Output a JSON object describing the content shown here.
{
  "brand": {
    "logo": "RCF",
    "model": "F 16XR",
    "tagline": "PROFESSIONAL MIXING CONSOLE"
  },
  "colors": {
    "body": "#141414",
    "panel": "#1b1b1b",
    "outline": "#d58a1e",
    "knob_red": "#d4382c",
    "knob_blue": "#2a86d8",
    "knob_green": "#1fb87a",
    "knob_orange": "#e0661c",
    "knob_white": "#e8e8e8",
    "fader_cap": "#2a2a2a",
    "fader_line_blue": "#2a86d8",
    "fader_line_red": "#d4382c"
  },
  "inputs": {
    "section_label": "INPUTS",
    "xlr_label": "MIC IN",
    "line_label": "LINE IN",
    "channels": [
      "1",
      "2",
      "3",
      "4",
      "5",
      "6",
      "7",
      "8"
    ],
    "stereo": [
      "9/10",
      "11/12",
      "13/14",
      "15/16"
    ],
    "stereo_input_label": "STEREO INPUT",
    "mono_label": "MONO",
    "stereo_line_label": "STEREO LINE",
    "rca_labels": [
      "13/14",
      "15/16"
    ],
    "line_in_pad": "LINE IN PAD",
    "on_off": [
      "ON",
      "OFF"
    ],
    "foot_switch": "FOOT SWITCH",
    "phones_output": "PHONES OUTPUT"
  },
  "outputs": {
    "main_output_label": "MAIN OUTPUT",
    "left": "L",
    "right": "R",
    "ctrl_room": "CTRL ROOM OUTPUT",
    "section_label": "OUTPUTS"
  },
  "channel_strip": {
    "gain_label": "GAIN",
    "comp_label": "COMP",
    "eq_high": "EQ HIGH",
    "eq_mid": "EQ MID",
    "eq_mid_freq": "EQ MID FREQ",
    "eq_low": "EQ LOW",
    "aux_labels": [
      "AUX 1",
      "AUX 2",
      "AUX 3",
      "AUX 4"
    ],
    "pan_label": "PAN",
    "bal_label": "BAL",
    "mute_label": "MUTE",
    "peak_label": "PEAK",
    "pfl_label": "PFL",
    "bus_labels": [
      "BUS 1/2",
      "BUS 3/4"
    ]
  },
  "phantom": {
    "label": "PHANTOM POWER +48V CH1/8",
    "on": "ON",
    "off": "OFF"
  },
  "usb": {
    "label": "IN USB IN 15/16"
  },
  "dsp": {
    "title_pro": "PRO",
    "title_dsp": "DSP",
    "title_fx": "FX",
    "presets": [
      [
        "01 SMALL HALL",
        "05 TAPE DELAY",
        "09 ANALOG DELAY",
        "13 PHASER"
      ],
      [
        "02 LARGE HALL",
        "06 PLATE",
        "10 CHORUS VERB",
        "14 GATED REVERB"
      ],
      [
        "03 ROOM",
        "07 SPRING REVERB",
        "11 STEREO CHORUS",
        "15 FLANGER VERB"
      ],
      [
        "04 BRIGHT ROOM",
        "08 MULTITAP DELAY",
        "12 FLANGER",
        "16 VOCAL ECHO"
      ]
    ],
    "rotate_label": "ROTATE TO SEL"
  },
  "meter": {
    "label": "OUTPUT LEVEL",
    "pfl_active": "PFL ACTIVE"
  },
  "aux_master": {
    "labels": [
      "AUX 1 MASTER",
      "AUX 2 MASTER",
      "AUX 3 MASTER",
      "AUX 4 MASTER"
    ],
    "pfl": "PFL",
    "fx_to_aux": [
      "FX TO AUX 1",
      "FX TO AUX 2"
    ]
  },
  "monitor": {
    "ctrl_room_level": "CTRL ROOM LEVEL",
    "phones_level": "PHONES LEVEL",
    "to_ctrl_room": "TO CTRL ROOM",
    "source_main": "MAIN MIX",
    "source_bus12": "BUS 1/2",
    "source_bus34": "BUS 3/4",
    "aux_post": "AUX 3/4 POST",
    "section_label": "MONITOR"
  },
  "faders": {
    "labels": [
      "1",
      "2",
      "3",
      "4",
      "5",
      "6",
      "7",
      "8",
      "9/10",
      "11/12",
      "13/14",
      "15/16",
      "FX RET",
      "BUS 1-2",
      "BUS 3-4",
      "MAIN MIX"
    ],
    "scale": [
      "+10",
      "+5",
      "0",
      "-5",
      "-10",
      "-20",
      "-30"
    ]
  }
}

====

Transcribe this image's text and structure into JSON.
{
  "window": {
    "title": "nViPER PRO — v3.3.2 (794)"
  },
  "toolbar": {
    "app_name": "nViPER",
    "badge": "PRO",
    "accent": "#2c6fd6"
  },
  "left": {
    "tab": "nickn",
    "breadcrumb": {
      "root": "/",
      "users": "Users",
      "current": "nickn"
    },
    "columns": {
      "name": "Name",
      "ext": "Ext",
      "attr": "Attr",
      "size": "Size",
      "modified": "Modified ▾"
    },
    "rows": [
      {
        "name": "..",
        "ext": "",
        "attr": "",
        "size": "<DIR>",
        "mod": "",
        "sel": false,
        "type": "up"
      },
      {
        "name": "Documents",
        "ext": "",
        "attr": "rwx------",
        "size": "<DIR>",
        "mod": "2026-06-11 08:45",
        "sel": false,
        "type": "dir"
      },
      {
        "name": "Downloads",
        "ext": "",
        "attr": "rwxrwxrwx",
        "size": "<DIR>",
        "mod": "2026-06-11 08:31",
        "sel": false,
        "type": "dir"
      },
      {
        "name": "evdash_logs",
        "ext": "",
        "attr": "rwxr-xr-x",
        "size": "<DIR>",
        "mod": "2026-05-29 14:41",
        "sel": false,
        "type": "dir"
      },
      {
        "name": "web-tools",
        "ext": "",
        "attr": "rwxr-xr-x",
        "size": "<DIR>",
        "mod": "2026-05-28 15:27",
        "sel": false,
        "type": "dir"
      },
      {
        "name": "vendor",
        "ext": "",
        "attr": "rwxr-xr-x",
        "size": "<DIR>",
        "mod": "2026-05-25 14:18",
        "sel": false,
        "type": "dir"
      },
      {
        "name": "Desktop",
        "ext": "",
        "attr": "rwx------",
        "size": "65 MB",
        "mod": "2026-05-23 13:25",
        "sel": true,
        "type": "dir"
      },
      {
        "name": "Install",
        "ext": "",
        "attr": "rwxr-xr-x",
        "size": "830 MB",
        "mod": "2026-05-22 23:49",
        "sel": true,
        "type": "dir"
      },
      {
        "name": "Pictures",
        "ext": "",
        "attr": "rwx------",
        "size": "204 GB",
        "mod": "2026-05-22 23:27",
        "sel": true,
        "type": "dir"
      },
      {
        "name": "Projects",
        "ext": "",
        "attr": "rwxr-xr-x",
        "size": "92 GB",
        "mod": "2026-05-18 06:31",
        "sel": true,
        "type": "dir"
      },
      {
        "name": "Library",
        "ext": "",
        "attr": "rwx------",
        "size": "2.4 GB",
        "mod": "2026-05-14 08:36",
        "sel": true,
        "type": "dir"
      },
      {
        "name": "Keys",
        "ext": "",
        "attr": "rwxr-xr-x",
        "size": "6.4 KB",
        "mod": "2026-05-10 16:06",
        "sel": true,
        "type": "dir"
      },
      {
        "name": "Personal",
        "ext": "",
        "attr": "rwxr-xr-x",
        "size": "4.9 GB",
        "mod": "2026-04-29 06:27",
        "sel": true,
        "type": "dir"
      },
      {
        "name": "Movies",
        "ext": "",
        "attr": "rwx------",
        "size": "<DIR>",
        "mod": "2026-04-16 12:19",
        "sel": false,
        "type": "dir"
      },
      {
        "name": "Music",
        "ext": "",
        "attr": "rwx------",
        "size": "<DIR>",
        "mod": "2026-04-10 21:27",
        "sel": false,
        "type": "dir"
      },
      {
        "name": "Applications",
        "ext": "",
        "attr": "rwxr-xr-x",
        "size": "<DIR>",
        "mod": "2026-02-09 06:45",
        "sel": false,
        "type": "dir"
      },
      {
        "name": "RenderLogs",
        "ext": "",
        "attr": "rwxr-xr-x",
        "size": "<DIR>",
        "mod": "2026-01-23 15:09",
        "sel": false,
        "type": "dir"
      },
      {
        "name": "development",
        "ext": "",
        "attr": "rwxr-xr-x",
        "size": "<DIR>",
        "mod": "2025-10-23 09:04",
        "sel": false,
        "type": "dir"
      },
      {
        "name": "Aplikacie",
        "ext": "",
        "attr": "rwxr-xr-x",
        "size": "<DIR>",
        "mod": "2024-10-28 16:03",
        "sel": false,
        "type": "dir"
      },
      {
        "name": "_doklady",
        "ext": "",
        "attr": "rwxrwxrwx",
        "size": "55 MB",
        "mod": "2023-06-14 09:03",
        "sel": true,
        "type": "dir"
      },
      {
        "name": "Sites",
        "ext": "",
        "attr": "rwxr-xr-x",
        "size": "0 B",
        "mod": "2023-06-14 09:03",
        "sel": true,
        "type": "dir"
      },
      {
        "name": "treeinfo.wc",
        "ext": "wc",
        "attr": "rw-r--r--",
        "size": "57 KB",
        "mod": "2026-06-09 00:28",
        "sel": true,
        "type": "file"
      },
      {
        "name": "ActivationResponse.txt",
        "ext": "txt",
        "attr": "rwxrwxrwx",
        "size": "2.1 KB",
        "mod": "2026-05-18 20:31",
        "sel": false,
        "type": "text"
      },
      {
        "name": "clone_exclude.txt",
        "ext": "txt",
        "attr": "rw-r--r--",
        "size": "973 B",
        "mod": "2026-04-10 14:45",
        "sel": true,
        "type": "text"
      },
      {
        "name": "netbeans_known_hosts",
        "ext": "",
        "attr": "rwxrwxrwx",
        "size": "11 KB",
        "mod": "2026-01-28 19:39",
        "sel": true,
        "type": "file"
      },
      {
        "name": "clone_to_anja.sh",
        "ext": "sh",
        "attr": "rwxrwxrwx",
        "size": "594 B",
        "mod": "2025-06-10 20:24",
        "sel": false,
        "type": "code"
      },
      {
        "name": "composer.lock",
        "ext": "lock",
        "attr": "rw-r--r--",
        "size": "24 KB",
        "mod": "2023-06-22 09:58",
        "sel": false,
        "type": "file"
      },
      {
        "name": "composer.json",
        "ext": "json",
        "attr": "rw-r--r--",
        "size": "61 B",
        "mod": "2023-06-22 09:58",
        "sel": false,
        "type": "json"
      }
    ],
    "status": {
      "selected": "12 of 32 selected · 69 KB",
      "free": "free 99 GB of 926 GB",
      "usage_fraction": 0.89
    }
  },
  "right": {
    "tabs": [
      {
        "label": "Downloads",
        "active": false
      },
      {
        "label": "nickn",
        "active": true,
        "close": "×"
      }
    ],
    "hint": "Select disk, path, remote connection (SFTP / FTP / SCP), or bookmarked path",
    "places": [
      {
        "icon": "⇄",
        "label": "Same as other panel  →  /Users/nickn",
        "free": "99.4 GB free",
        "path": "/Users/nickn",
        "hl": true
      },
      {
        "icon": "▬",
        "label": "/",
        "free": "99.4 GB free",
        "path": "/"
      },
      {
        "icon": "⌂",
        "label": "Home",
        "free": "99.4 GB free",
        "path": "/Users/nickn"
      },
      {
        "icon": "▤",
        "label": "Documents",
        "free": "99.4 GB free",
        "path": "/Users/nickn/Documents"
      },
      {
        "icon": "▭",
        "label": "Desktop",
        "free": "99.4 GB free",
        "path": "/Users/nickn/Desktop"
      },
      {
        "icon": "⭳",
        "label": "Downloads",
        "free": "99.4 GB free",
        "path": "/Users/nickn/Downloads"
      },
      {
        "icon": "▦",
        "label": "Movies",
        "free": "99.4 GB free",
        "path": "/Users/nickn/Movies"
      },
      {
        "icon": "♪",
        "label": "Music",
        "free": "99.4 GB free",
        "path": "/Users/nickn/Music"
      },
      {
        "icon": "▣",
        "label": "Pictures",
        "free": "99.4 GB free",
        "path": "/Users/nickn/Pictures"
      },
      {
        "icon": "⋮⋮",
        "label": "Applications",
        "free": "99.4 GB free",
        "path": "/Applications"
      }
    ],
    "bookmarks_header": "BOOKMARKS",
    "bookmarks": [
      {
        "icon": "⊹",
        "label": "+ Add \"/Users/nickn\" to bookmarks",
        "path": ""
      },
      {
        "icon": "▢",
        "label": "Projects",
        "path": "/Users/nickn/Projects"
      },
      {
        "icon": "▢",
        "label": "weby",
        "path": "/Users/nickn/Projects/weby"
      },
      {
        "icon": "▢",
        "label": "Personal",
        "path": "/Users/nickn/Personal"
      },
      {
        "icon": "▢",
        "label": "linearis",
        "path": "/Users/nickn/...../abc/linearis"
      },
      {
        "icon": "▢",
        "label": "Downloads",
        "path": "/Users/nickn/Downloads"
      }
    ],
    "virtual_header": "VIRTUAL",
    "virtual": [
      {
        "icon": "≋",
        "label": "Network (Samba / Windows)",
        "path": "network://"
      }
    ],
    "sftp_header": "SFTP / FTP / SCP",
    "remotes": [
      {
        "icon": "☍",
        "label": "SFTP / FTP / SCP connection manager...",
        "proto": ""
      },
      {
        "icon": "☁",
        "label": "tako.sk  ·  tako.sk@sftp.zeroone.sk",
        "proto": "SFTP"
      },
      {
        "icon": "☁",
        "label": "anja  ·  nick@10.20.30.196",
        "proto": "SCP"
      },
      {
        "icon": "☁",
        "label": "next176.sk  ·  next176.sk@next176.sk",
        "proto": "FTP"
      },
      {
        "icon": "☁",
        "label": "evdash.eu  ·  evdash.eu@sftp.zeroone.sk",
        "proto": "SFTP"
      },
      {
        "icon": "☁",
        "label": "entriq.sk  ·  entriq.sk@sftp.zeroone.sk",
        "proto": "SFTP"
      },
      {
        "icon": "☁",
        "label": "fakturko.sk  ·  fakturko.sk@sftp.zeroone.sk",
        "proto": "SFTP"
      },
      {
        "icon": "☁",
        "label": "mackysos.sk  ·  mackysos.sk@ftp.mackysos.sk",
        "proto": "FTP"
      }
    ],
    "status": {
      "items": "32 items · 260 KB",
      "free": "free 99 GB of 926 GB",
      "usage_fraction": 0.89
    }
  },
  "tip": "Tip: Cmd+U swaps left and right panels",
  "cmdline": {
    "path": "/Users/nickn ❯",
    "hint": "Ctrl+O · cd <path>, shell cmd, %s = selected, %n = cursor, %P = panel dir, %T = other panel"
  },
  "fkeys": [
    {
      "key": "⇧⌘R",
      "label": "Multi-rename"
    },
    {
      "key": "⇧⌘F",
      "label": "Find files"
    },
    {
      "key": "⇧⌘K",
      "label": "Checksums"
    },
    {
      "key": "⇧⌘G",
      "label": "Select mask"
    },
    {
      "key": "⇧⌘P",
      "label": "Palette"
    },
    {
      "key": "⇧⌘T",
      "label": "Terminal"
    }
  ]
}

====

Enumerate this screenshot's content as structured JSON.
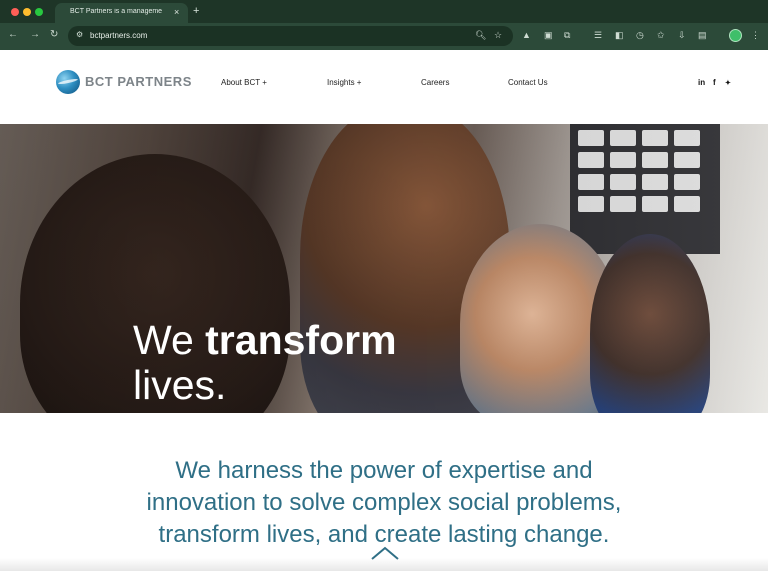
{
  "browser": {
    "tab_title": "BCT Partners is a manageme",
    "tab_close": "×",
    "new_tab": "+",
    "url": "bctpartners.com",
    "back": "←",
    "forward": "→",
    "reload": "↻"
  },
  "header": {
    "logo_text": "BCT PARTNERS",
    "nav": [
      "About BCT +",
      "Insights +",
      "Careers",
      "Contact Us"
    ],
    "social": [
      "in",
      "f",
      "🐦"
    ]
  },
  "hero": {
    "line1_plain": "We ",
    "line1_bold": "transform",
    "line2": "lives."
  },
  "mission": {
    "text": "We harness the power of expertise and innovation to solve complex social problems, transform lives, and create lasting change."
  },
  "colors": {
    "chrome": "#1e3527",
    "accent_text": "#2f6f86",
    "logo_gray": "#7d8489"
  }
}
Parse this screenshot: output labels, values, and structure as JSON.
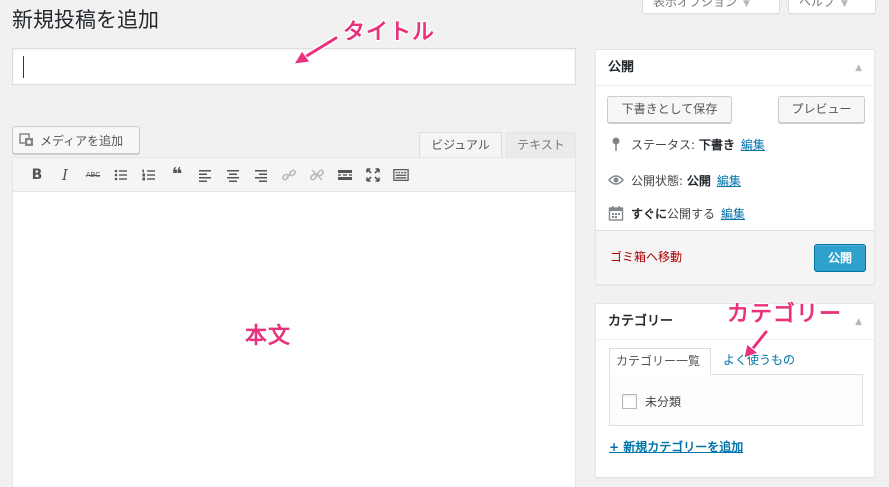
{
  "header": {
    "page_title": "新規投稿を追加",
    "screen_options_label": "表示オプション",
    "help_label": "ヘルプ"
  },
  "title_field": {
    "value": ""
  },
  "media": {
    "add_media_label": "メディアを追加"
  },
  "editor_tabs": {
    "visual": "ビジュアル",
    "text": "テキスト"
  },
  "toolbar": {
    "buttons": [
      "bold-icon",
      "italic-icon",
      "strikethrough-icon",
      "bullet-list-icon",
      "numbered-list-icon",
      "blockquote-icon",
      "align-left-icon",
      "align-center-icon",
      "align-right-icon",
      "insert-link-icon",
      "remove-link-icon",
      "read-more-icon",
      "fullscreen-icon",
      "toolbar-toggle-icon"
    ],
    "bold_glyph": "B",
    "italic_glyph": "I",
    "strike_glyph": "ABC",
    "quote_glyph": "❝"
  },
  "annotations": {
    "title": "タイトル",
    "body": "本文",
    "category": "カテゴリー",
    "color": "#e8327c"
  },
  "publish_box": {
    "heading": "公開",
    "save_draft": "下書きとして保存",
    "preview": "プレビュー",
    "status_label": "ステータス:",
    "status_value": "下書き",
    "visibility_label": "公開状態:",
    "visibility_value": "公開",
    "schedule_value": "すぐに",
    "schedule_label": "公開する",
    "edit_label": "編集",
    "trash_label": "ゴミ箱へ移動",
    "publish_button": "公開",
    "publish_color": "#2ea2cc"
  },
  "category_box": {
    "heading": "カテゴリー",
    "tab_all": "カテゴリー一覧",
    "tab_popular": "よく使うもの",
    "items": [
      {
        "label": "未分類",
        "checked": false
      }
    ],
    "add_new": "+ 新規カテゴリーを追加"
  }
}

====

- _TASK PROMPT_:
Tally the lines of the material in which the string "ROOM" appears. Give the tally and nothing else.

- _SOLUTION TO THIS PROBLEM_:
5